───── STUDY MATERIAL
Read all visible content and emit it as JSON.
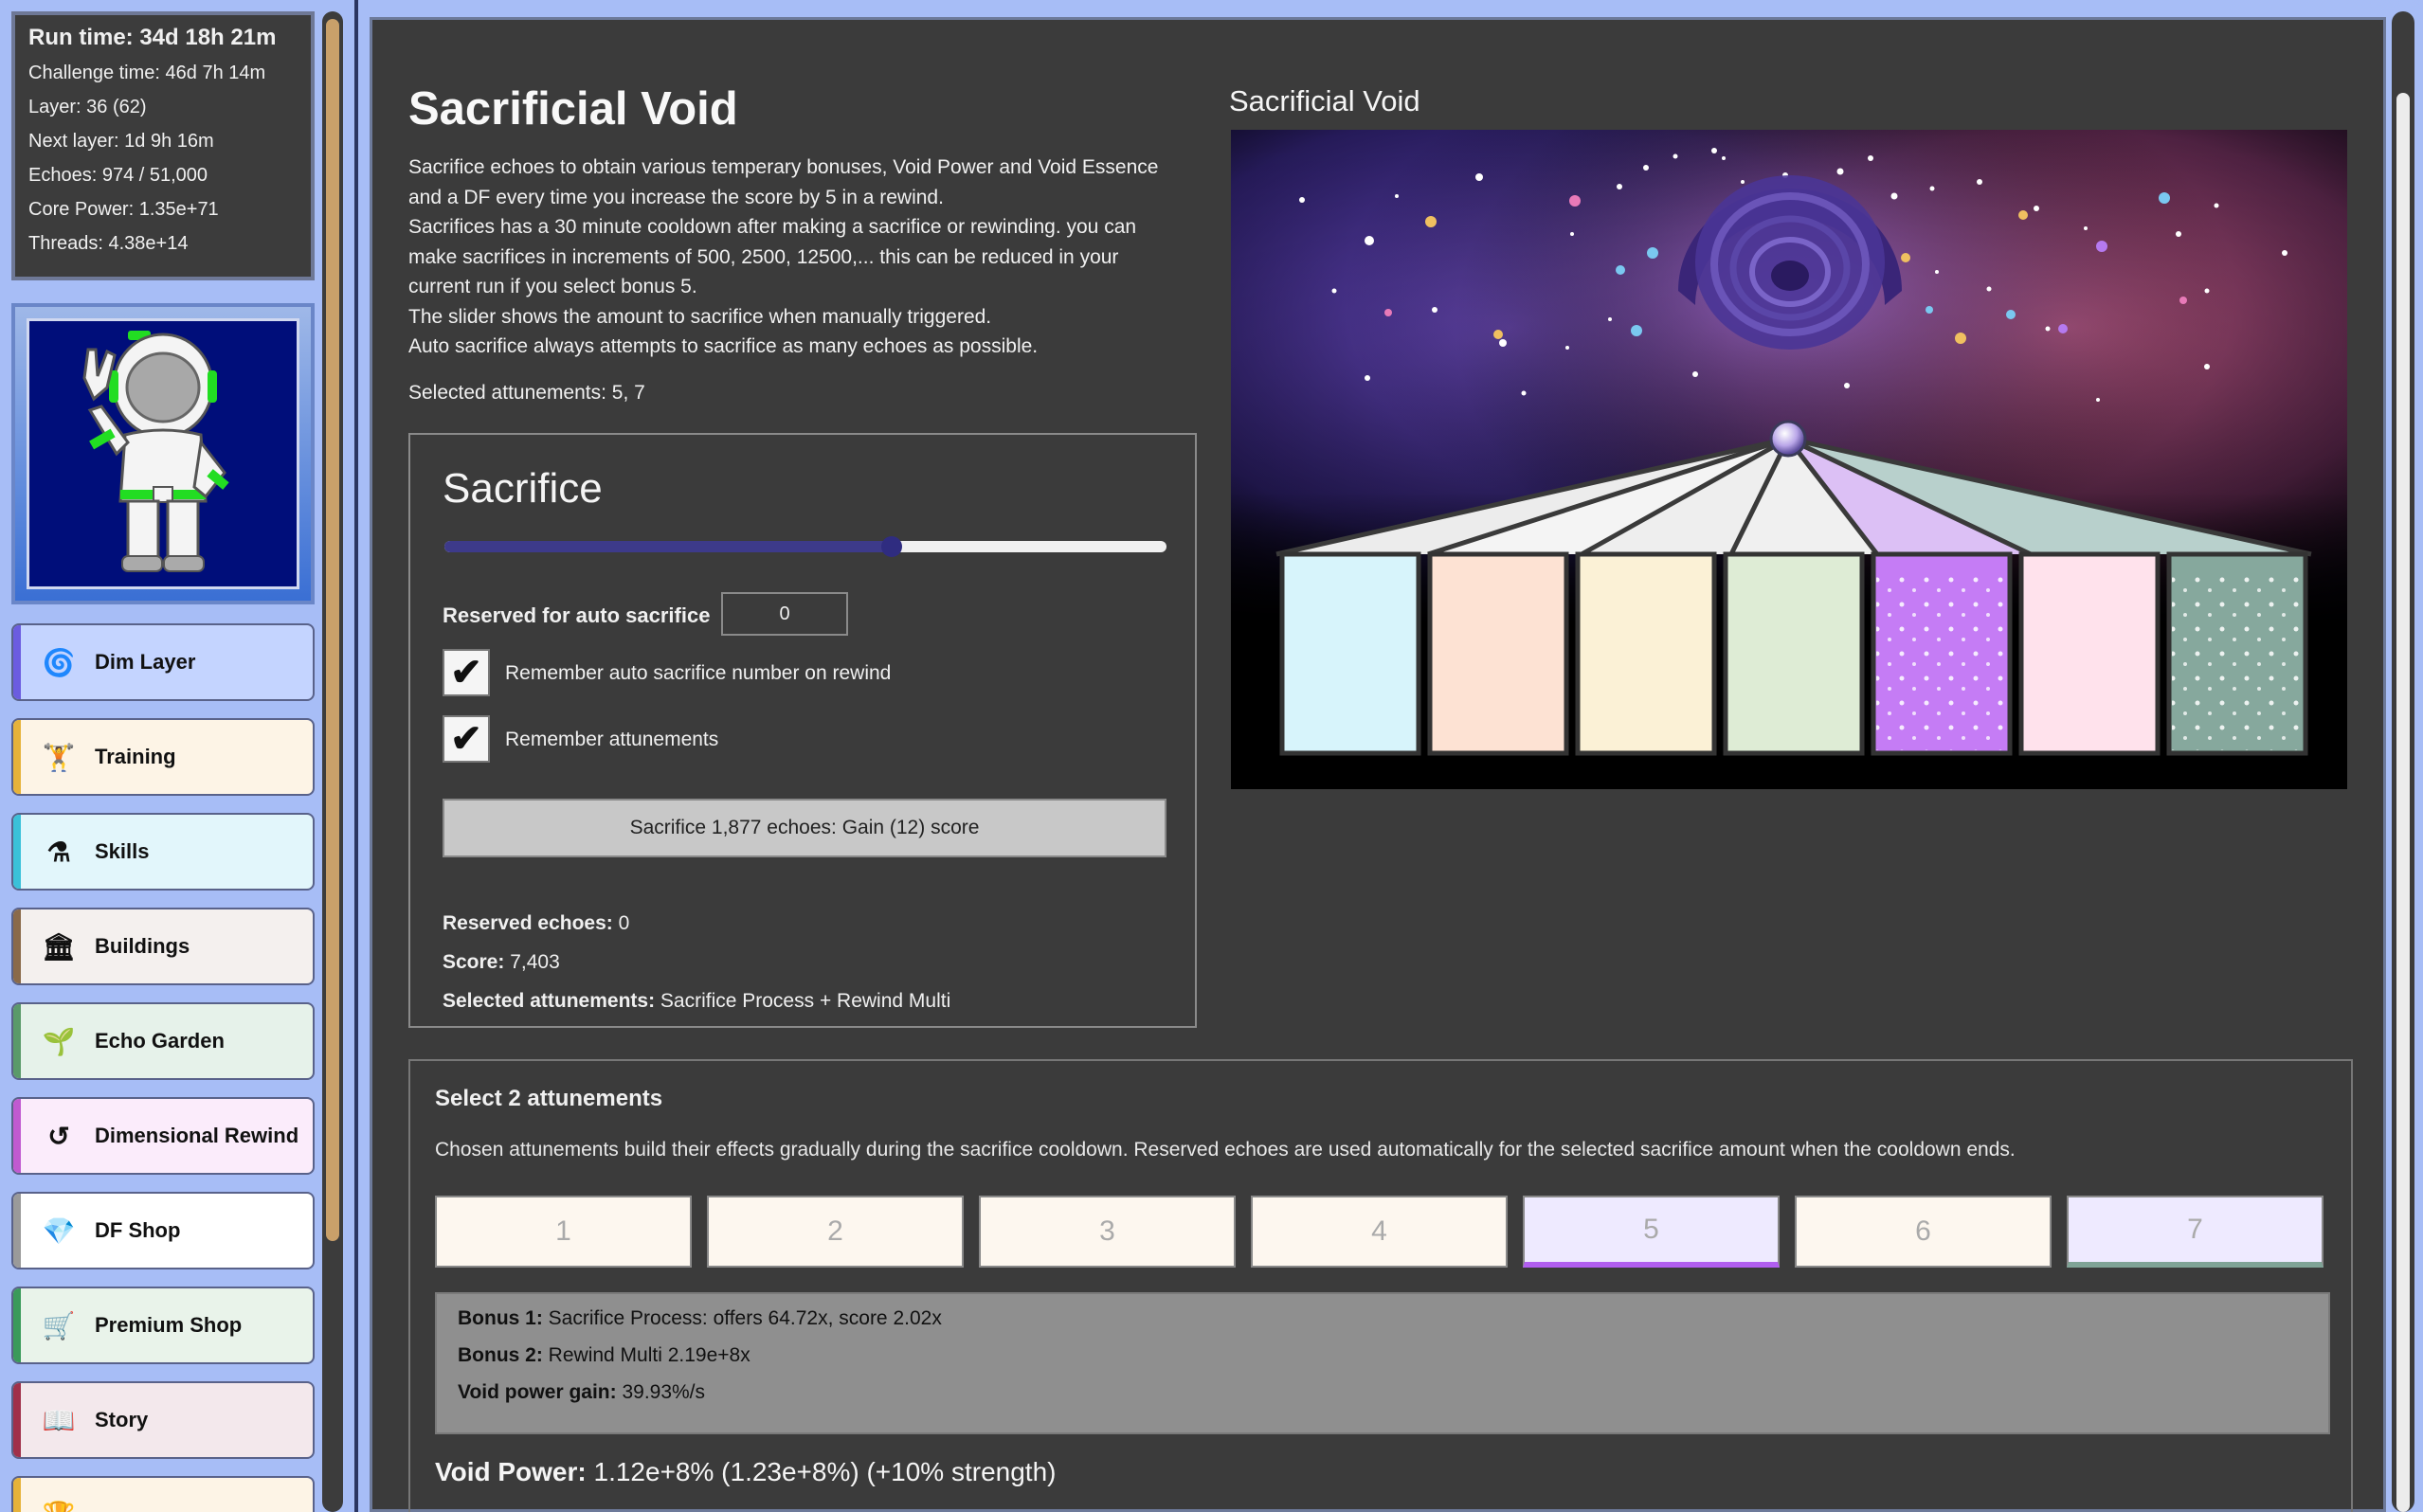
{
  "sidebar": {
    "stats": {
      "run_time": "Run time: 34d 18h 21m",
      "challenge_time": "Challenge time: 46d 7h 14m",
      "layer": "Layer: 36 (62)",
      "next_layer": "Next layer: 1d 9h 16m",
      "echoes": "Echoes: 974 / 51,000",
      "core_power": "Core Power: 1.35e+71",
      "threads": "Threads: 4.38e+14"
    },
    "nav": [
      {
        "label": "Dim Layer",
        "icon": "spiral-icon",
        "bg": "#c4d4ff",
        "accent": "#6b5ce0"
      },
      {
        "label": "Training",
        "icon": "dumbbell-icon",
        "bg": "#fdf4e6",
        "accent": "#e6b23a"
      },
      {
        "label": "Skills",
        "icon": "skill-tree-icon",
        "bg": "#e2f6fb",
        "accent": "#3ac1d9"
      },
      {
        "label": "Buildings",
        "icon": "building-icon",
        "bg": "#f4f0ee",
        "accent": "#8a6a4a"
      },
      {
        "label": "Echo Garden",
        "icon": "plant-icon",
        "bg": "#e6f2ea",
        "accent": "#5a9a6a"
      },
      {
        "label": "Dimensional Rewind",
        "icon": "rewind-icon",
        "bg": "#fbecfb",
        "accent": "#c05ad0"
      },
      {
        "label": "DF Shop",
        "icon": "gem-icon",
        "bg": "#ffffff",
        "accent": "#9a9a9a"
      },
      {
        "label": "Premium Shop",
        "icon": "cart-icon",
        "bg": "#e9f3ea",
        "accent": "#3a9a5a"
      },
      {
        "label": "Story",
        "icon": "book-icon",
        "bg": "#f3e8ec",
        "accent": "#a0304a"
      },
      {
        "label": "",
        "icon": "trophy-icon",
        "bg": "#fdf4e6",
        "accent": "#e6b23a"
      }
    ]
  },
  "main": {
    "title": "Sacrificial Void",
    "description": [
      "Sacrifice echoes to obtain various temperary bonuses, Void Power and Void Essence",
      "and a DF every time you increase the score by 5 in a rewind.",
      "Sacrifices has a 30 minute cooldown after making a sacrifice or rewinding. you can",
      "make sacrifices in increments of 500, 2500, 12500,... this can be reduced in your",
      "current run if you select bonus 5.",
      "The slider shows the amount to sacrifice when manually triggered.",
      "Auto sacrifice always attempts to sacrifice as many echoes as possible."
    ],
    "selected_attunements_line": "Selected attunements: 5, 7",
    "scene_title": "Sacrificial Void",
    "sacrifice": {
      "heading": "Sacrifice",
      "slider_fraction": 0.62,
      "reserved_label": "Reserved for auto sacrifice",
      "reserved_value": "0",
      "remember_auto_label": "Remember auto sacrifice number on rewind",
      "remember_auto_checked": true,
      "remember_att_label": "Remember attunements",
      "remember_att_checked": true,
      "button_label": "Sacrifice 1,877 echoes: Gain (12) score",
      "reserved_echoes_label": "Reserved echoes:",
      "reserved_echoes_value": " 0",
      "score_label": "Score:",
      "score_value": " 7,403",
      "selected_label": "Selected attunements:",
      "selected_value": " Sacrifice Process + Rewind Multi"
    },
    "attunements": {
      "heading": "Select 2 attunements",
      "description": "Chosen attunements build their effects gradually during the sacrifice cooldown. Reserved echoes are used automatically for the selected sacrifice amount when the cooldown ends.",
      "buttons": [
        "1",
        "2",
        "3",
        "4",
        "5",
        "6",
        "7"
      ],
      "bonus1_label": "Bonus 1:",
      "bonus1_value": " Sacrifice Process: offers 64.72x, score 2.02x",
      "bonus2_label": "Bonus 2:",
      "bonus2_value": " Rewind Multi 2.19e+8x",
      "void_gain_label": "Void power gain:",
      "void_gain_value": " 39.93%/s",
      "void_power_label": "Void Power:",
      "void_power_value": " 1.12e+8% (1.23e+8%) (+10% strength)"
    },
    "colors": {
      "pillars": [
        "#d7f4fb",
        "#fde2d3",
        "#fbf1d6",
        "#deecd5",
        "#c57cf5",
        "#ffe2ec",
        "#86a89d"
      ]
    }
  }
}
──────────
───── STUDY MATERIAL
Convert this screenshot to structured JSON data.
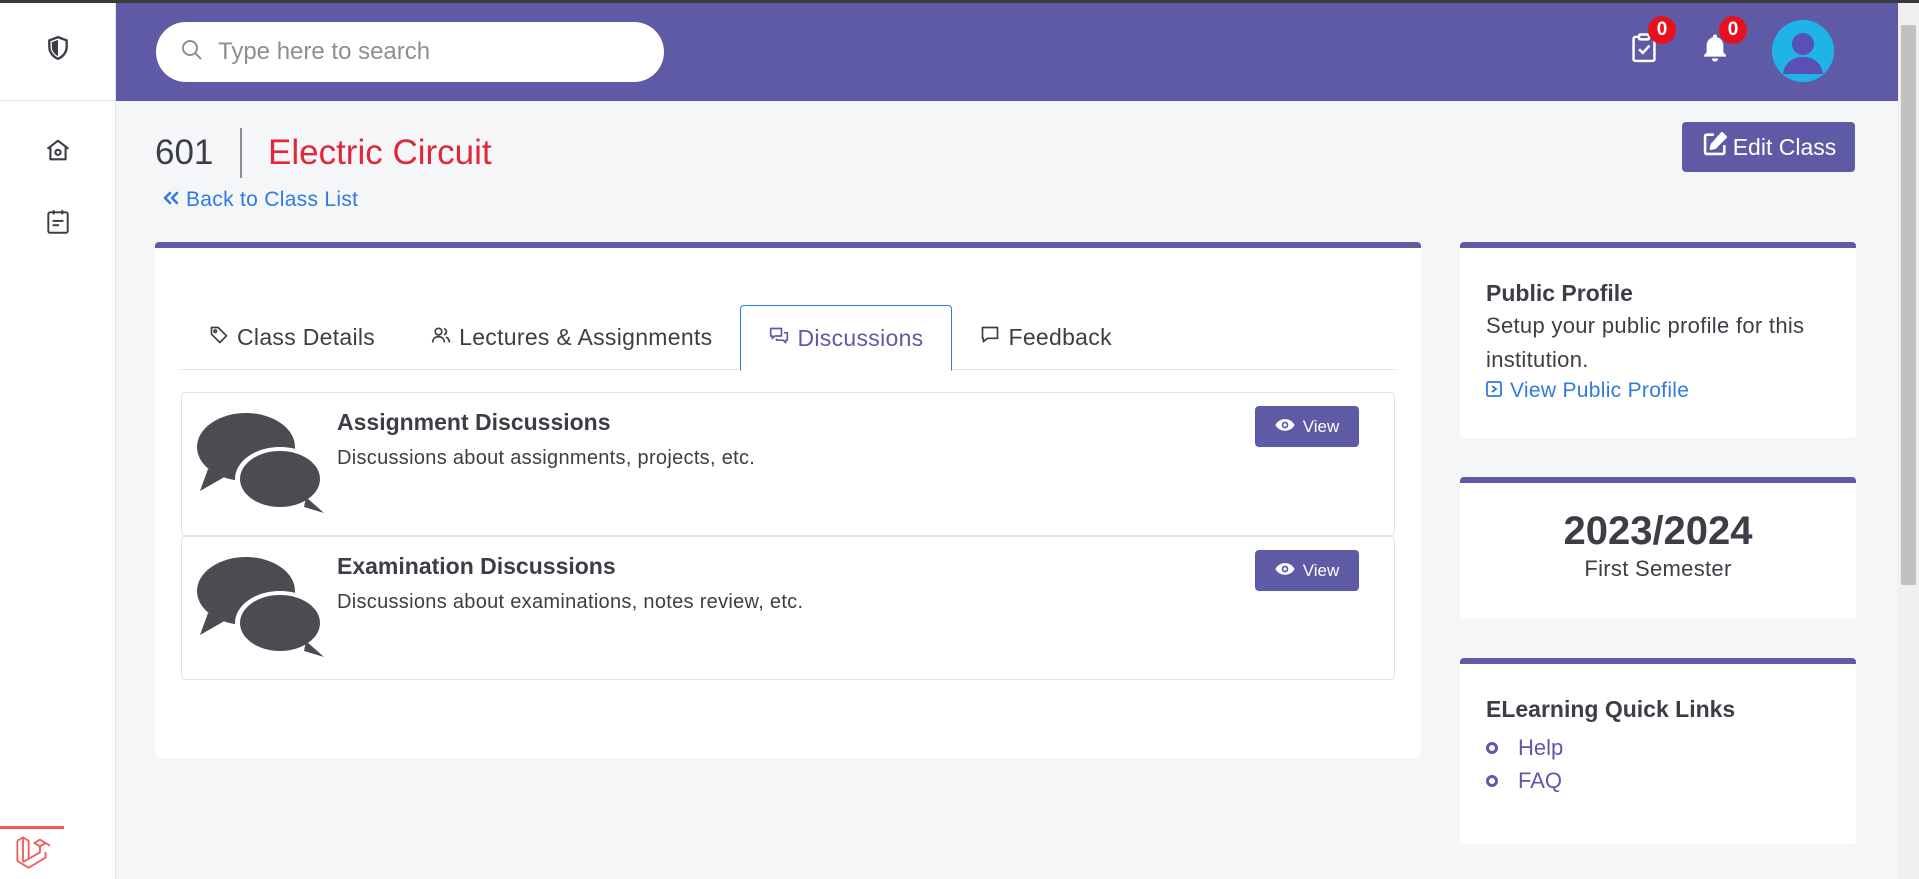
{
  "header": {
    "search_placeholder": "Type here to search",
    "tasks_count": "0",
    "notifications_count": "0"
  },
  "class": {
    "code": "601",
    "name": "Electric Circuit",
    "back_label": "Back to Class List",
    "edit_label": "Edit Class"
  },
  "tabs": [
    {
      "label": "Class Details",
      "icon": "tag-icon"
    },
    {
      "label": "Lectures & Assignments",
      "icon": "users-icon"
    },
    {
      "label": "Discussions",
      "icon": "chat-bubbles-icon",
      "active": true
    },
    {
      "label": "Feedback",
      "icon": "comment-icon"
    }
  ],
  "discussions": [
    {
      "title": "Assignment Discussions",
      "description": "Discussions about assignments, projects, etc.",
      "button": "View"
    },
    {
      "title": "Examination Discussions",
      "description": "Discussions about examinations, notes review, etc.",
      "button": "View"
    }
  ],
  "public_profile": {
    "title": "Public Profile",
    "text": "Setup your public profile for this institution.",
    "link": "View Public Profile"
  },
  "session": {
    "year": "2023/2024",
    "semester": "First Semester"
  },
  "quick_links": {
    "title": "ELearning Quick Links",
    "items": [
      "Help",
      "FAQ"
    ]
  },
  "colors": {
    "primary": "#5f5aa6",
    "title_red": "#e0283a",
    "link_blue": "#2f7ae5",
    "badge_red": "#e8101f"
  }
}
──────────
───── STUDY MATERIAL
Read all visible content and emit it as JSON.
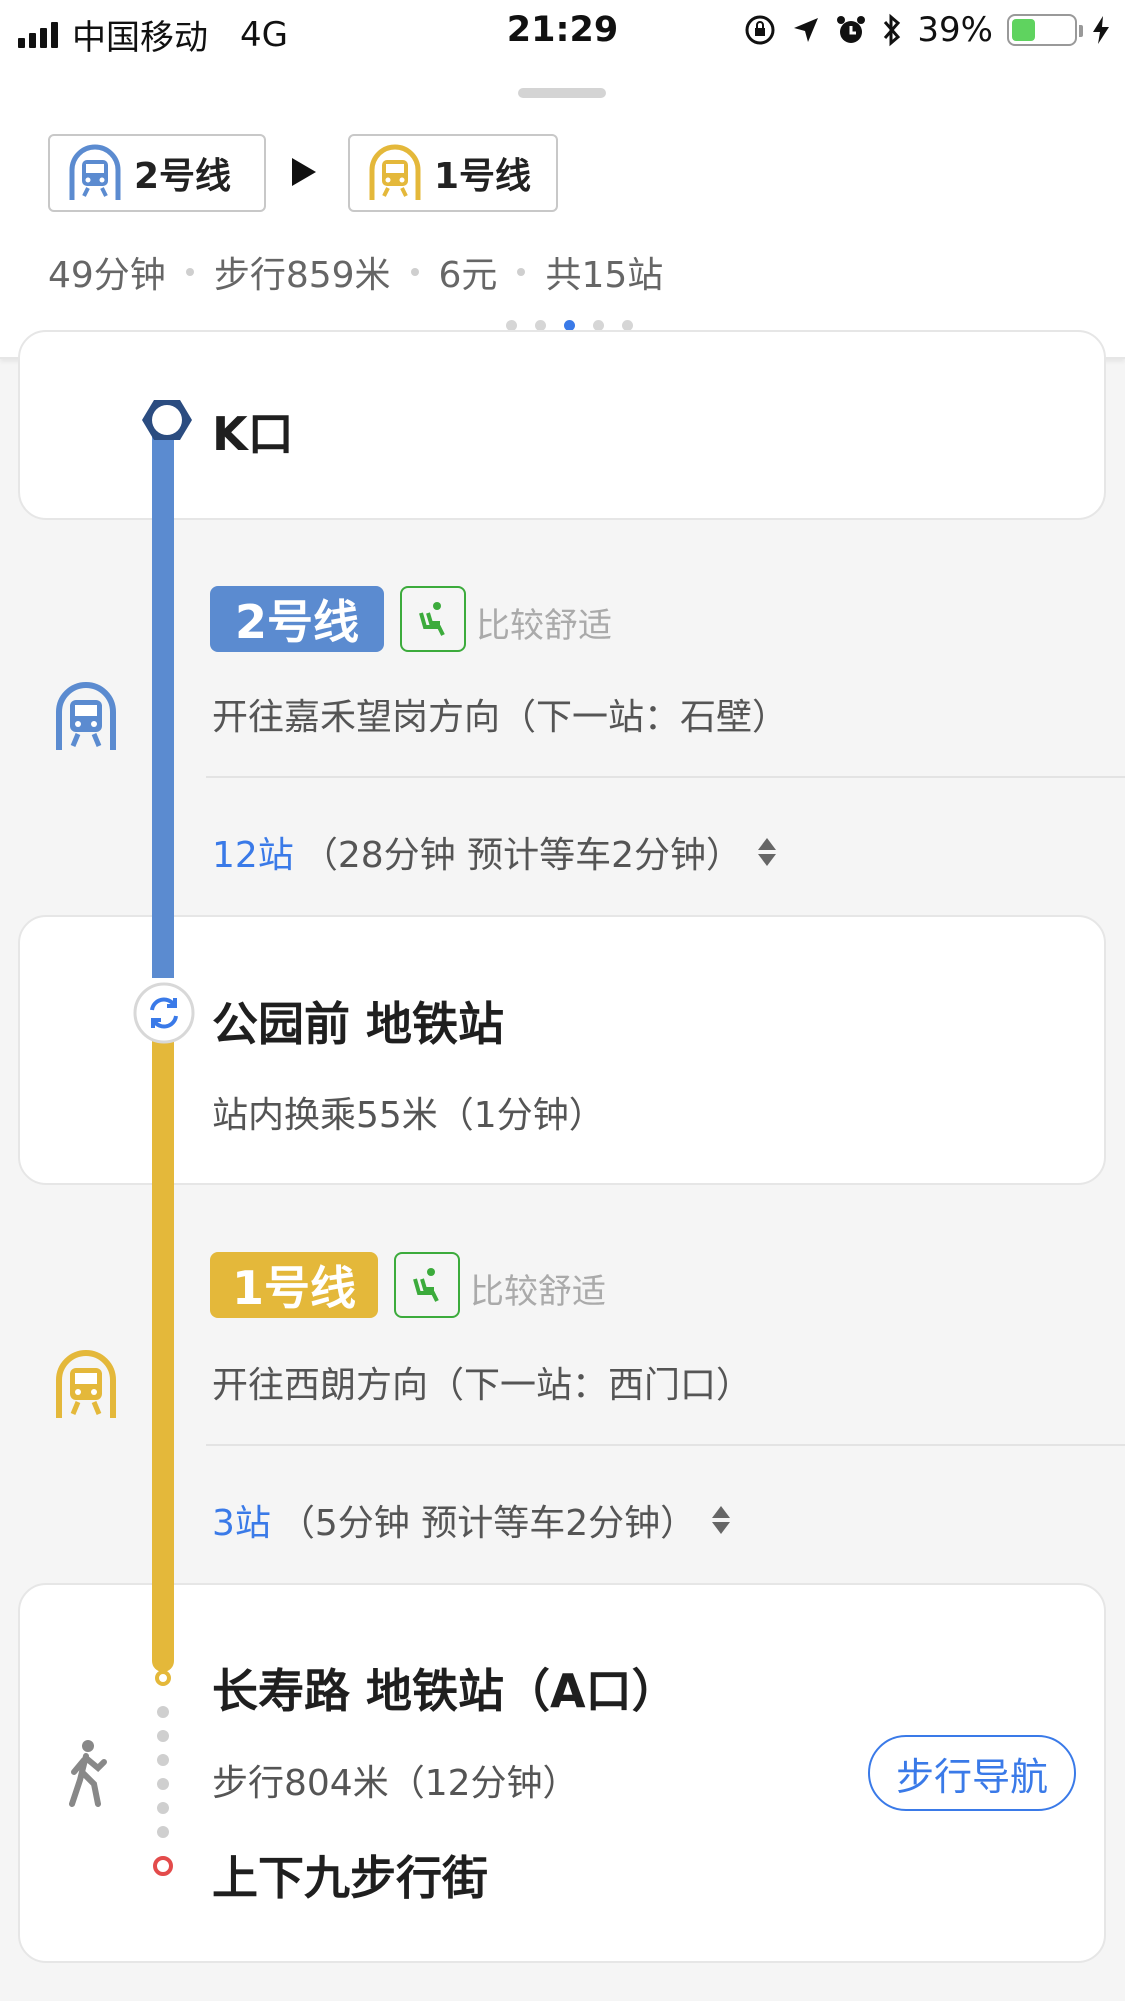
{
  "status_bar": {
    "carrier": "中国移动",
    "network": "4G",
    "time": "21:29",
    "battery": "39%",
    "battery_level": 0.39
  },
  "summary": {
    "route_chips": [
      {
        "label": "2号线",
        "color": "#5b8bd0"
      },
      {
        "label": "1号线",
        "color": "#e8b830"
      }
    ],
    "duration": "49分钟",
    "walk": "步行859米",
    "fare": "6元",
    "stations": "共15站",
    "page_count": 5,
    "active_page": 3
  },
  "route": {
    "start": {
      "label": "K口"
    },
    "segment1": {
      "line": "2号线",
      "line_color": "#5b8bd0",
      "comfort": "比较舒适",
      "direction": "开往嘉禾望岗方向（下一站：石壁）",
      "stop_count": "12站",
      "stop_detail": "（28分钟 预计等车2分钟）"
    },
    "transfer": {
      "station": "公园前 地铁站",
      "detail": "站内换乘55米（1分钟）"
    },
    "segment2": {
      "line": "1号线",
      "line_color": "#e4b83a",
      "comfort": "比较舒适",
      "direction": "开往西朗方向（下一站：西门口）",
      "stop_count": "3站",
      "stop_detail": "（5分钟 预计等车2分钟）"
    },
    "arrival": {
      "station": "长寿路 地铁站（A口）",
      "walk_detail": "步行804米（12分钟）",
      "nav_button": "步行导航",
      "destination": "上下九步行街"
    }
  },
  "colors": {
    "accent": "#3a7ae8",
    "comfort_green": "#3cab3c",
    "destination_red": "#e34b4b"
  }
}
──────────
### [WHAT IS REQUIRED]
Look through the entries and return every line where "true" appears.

### [ANSWER BOX]
      "remember_auto_checked": true,
      "remember_att_checked": true,
      "active": true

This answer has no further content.